Introduction to copyright
- Literary works, which includes song lyrics, tables, street directories and letters as well as literature in the more commonly accepted sense of the term. Computer programs are also included in the category of literary works.
- Dramatic works, including dance and mime.
- Musical works.
- Artistic works, including graphic works, sculptures, maps, photographs (irrespective of artistic quality), architecture and works of artistic craftsmanship.
- Sound recordings.
- Films, including videos.
- Broadcasts, including cable programmes.
- Published editions, i.e. the typographical layout of a literary dramatic or musical work. So, the content of a recently published edition of a work written many years ago could be out of copyright, but the 'typographical arrangement' would not.
- Literary, dramatic, musical or artistic works. Copyright expires 70 years after the end of the year of the author's death. If there is no known author, copyright expires 70 years from the end of the calendar year in which the work was made, or 70 years from when the work was first made available to the public.
- Films. Copyright expires 70 years after the death of the last to die of the following: principal director, author of the screenplay, author of the dialogue or the composer of the music created for and used in the film.

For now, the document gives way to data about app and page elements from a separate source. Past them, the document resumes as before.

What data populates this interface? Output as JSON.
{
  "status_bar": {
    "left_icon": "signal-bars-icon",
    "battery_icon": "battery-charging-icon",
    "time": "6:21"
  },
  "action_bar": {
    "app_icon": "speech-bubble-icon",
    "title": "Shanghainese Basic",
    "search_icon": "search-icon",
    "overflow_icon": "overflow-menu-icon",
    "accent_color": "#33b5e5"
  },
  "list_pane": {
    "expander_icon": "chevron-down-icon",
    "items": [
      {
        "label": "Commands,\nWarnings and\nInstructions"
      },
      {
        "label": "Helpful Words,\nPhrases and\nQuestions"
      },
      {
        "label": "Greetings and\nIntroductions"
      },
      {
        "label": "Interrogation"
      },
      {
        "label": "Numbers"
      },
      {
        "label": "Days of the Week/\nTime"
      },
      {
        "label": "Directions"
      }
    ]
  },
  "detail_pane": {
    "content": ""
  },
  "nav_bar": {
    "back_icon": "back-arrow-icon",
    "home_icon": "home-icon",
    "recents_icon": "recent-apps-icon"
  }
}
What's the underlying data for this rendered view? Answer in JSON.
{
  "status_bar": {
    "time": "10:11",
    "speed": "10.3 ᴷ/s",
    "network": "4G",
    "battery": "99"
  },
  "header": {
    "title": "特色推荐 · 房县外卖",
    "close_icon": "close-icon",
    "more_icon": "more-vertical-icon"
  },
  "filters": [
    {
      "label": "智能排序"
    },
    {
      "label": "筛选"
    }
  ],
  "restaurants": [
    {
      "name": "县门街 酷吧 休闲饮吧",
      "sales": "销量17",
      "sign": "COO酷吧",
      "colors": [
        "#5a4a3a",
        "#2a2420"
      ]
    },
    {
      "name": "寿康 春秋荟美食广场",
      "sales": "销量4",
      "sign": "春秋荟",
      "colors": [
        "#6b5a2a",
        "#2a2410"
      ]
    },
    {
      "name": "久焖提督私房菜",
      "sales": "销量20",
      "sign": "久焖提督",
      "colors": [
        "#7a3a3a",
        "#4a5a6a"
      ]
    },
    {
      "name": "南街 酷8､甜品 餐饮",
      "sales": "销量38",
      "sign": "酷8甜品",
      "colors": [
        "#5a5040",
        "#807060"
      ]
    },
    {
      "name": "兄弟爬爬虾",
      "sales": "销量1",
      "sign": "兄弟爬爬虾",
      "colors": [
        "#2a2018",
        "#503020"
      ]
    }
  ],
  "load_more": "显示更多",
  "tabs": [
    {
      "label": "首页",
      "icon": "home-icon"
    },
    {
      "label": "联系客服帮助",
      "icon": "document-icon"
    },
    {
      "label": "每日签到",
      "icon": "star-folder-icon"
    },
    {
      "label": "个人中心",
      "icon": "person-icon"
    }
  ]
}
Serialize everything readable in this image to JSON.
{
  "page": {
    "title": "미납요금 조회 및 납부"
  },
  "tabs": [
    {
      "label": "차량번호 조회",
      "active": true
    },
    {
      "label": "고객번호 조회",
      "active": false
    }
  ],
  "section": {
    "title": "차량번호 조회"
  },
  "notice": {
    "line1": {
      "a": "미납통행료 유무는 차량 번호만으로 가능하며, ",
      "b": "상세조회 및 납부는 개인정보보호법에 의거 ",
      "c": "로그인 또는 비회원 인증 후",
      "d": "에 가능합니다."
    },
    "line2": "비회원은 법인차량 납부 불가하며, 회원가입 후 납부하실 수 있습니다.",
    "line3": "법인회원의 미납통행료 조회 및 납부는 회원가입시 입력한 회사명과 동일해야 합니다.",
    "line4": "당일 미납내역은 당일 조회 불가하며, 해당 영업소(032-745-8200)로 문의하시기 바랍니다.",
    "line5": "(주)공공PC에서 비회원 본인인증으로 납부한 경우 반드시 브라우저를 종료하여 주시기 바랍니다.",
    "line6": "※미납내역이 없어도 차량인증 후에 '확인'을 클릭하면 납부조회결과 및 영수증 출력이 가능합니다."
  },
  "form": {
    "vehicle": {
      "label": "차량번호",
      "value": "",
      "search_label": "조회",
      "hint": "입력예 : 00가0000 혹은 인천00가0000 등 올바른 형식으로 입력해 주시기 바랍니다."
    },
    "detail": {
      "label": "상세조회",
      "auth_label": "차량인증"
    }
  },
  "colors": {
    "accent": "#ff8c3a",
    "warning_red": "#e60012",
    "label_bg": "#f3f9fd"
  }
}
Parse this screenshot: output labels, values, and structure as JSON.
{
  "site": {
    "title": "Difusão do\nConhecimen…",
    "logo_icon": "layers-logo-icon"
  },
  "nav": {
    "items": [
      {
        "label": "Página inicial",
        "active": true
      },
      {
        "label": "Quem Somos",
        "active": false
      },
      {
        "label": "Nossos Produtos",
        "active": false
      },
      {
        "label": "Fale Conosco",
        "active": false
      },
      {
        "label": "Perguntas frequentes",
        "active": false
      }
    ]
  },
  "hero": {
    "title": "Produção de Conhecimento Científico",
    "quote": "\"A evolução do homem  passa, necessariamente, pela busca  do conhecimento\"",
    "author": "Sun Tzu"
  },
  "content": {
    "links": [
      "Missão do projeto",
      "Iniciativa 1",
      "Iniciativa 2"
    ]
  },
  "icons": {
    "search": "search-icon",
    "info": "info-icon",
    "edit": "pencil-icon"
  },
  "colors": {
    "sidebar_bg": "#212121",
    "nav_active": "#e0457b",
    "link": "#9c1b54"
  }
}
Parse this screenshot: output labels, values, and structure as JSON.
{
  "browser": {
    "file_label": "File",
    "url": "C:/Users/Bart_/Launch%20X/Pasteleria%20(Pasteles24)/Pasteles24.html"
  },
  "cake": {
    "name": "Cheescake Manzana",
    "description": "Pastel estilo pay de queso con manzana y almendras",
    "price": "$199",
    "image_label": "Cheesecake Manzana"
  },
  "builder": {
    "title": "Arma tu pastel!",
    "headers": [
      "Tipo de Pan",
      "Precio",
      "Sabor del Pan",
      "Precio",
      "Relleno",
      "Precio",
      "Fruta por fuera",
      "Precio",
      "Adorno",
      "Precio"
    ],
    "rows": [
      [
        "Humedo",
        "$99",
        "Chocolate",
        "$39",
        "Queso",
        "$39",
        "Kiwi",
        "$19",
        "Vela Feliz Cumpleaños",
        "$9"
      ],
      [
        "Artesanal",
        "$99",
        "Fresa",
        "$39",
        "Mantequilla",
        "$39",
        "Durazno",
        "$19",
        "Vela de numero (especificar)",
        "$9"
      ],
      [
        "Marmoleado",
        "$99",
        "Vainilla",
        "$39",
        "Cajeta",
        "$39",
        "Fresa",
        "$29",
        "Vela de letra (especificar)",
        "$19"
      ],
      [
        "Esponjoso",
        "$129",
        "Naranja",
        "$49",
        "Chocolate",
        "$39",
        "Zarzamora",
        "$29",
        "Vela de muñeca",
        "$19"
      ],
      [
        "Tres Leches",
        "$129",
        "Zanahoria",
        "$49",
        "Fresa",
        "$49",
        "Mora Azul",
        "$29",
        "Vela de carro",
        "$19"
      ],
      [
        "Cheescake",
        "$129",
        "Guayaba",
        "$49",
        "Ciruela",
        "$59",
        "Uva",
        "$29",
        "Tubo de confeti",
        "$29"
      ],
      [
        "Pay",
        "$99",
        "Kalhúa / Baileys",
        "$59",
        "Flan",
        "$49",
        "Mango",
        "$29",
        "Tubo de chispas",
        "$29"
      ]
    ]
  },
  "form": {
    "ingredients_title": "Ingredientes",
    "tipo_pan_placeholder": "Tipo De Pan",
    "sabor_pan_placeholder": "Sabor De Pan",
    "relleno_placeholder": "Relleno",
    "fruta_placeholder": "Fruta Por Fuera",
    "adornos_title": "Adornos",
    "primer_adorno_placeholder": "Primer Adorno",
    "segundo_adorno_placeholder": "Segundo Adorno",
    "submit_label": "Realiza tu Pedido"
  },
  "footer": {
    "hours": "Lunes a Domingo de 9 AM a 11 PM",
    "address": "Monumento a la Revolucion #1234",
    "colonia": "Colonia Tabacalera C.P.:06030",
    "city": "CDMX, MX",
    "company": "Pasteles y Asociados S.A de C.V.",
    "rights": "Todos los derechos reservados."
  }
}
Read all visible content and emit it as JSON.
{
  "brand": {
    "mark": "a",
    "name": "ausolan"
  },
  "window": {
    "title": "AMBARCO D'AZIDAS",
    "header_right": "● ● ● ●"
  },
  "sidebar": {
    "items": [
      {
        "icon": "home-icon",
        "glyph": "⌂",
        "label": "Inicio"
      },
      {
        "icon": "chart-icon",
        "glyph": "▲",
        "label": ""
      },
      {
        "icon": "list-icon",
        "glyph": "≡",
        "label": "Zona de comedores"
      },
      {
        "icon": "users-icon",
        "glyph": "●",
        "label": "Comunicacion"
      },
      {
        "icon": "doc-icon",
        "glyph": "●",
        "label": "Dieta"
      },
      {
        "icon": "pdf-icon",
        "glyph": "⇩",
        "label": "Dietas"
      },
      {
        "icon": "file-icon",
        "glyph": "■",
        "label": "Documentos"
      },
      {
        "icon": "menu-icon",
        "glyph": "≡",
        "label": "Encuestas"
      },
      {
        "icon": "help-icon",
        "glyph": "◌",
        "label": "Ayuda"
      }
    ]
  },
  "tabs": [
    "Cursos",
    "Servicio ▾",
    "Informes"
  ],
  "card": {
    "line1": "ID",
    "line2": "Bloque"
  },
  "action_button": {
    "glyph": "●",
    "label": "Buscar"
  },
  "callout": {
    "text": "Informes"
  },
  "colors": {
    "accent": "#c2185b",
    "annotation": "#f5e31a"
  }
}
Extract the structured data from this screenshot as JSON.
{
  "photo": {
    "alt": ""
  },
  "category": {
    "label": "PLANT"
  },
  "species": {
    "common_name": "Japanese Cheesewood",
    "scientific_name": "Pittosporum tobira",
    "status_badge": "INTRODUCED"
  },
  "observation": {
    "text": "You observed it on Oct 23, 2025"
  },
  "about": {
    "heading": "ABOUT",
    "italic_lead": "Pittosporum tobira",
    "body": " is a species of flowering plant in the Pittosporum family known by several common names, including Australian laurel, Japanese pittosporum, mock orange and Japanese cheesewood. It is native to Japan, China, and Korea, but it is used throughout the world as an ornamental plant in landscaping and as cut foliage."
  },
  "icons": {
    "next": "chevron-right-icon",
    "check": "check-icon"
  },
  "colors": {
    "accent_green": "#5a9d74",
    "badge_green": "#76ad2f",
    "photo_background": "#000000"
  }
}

- Sound recordings. Copyright expires 50 years after the end of the year in which they were made or, if published in this time, from the date of release. Duration of copyright in Sound Recordings will be extended to 70 years from 1st November 2013 when the Copyright and Duration of Rights in Performances Regulations 2013 will come into force.
- Broadcasts. Copyright expires 50 years after the end of the year in which they were first broadcast.
- Typographical arrangements of published works. Copyright expires 25 years after the end of the year in which the edition was first published.
- Literary, dramatic, musical and artistic works: The author/creator
- Sound recordings and film: The person by whom the arrangements were made for making the item (financier, entreprenuer, producer, etc.)
- Broadcasts: Generally those responsible for the transmission
- Published editions: The Publisher
- Unless specifically agreed otherwise, the University does not claim its rights of copyright in books or articles for learned journals written by members of staff or students. In general, the University preserves the rights of staff and students to publish material arising from their research as they see fit. However, in some cases where commercial exploitation of the results is a possibility, the University may require the author(s) to withhold publication until appropriate protection can be put in place.
- The University does claim ownership in all other forms of IP, including other forms of copyright (e.g. software and its documentation, distance learning material, e-learning material, web site content, recordings).
- Student ownership of Intellectual Property. In general, students own the IP that they generate, as they are not employees, and the University does not exercise any such conditions as part of registration. Students have the option to assign their ownership rights to the University of the IP they generate whilst at the University, and are generally required to do so if they wish to receive support from the University in exploiting their IP.
Introduction to UK copyright law
Five short videos, created for the University of Bournemouth, Centre for Intelectual Property and Policy Management (CIPPM) explore some of the proposed changes to UK copyright exceptions and the arguments on both sides of the debate. Created by Bartolomeo Meletti with support from the Department of Law at Bournemouth University.
Duration of copyright in sound recordings
In September 2011, the EU approved a directive which will extend the copyright term for sound recordings and performers' rights in sound recordings from 50 to 70 years. The Directive must be implemented into UK law by 1st November 2013 and the Copyright and Duration of Rights in Performance Regulations will come into force on that date. Note that the extension of the term of protection will apply only to those sound recordings that are in copyright on 1st November 2013. The Regulations do not have the effect of bringing back into copyright those sound recordings where copyright has expired. Visit the Intellectual Property Office website for further information.
The information contained within these pages is intended as a general guide and an interpretation of current copyright issues. It is not intended and should not be construed as legal advice.
Image created by Horia Verlan and licenced under a Creative Commons licence CC BY
The Intellectual Property Office (IPO) is the official Government body responsible for Intellectual Property (IP) rights in the United Kingdom. This includes, Patents, Designs, Trademarks and Copyright.
The Copyright Hub is a gateway to information about copyright in the UK. Currently in pilot phase, it points you in the right direction whether you want to learn about copyright, get permission to use somebody else's work or find out about protecting your work.
JISC Legal offers sector specific guidance and detailed publications on copyright and intellectual property law. They also provide a varied range of FAQs with relevant examples and useful recommended links to other resources.
For help with general queries about copying from print, audiovisual or electronic publications, please email firstname.lastname@example.org